He is not a lady-killer - he's simply a woman butcher. That's my theory.
Now for my plan of action. If I had the money I would go to London, and take lodgings in the toughest part of Whitechapel, in the immediate vicinity of these murders. I would pick out on the most heaven-forsaken of the women who live there and buy from her the clothes which she ordinarily wears. I understand the art of 'make up.' I would put on these clothes, make up my face to suit - in short, thoroughly disguise myself as one of these women and walk from dark till daylight about that vice hardened locality. I would go alone, and keep a keen lookout. You observe he kills women only when they are alone - not when they are walking around with people. When he tackled me, and I believe I could fool him into doing it, I would be too quick for him - that's all. I would hack him to pieces with a long, keen knife which I would carry concealed in the folds of my dress."
"But the nerve and the patience - have you got them to do it?" asked a gentleman.
"I have. And I tell you the solemn truth when I say that nothing in life would give me greater delight than to undertake the job.

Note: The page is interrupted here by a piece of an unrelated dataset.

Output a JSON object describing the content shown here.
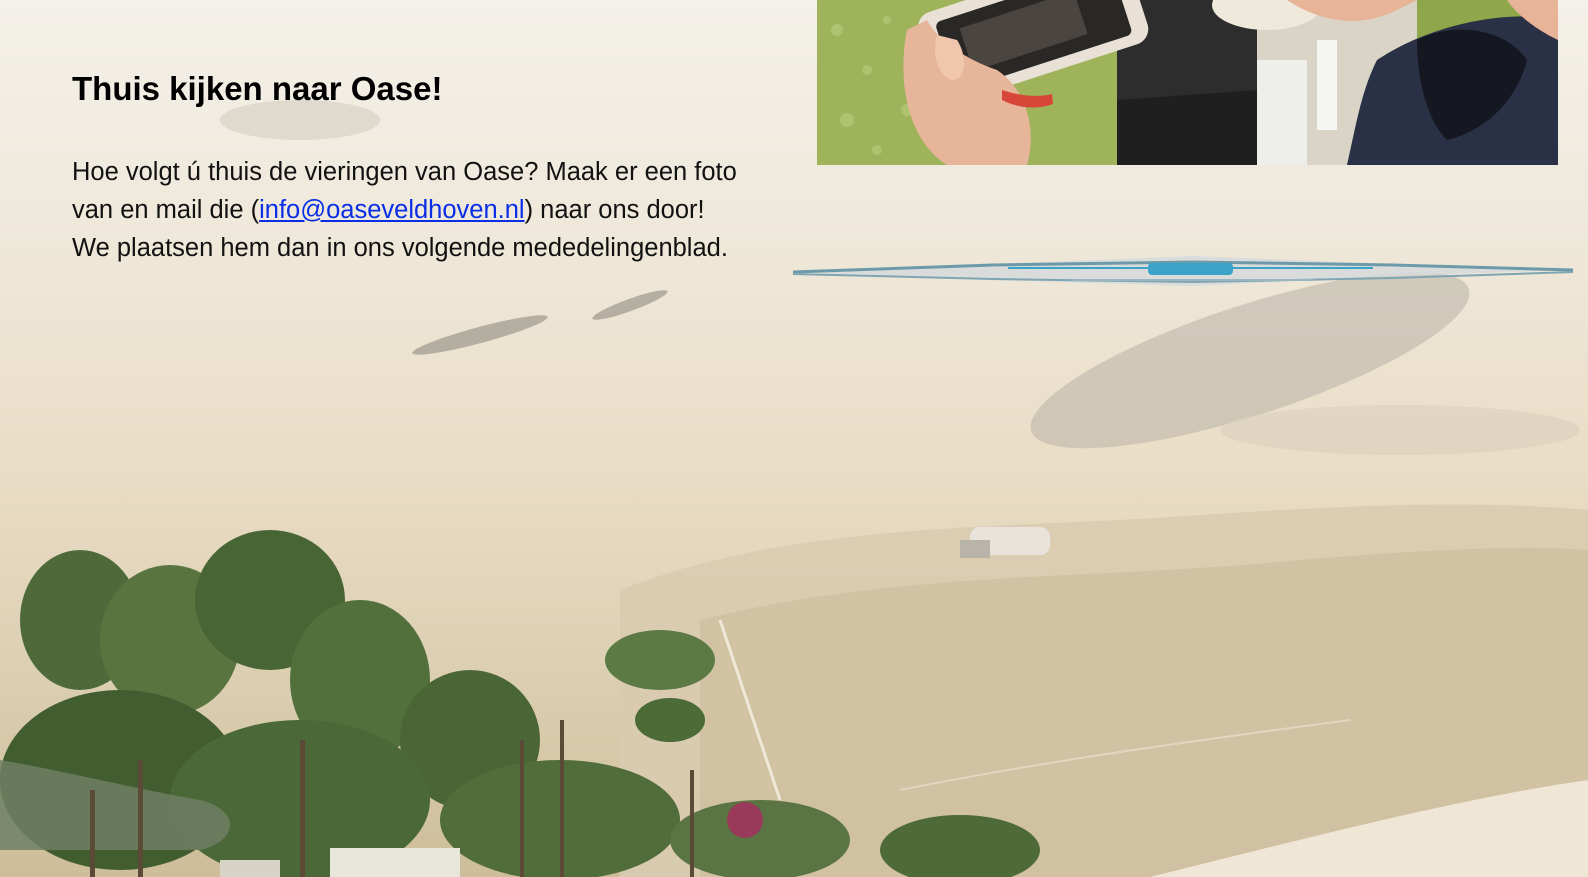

I would rather catch or kill that murderer of helpless women than to have one million dollars - and I am willing to go into a notary this minute and make affidavit to it."

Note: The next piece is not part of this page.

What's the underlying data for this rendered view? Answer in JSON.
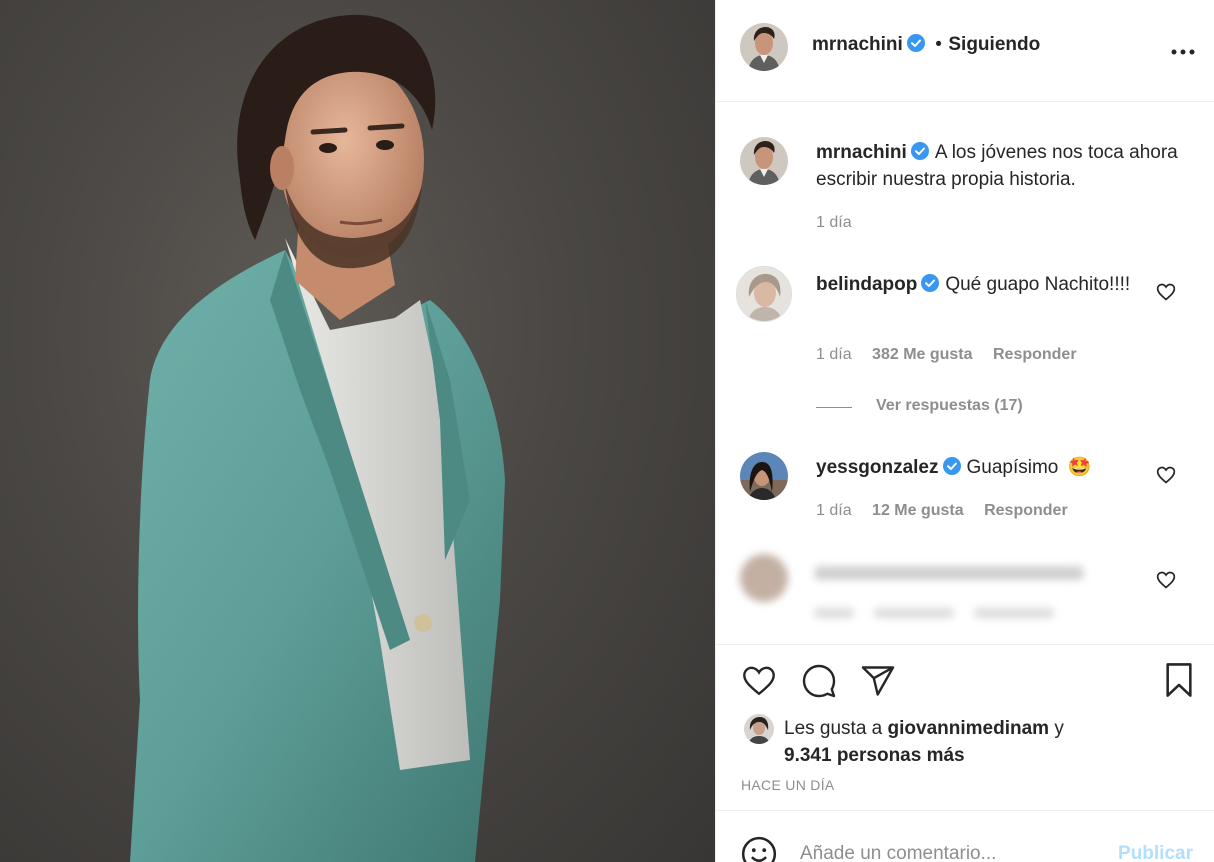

With these words the young, womanish-looking man smiled and bowed to the crowd, and walked hurriedly down the street.
They all know him - and all believed everything that he had said.
He is the greatest criminal in the world today, and possibly the greatest the world has ever known.
But who is he?
That is the question which the whole civilized world is asking.
Is he a common thug, with a homicidal mania, who sneaks from his hiding place at night to commit his horrible crimes?
Is he some medical student, some retired army or navy doctor, some person who has studied medicine and is now endeavoring to prove some pet theory or other, and takes this altogether horrible way of doing it?
Is he some crank, wrapped up in the belief that it is his mission to rid the world of the worthless women whose lives he has taken?
Is he the loathsome, fiendish Mr. Hyde of some highly respectable Dr. Jekyll - some man, as Sir Hughes-Hallett suggests, who moves in society, a club man, perhaps, and highly respected, where only the better part of his dual life is known?
He might be any one of these. There are only two things certain about this sensational affair - that the crimes are the most horrible the world has known, and that the London police has proved itself incapable of grasping the situation. The murderer and his murders form the sole topic of conversation everywhere.
But who is he?
|J. C. Hughes-Hallett|
|Press Reports: Atlanta Constitution - 7 October 1888|
|Press Reports: Reno Evening Gazette - 8 October 1888|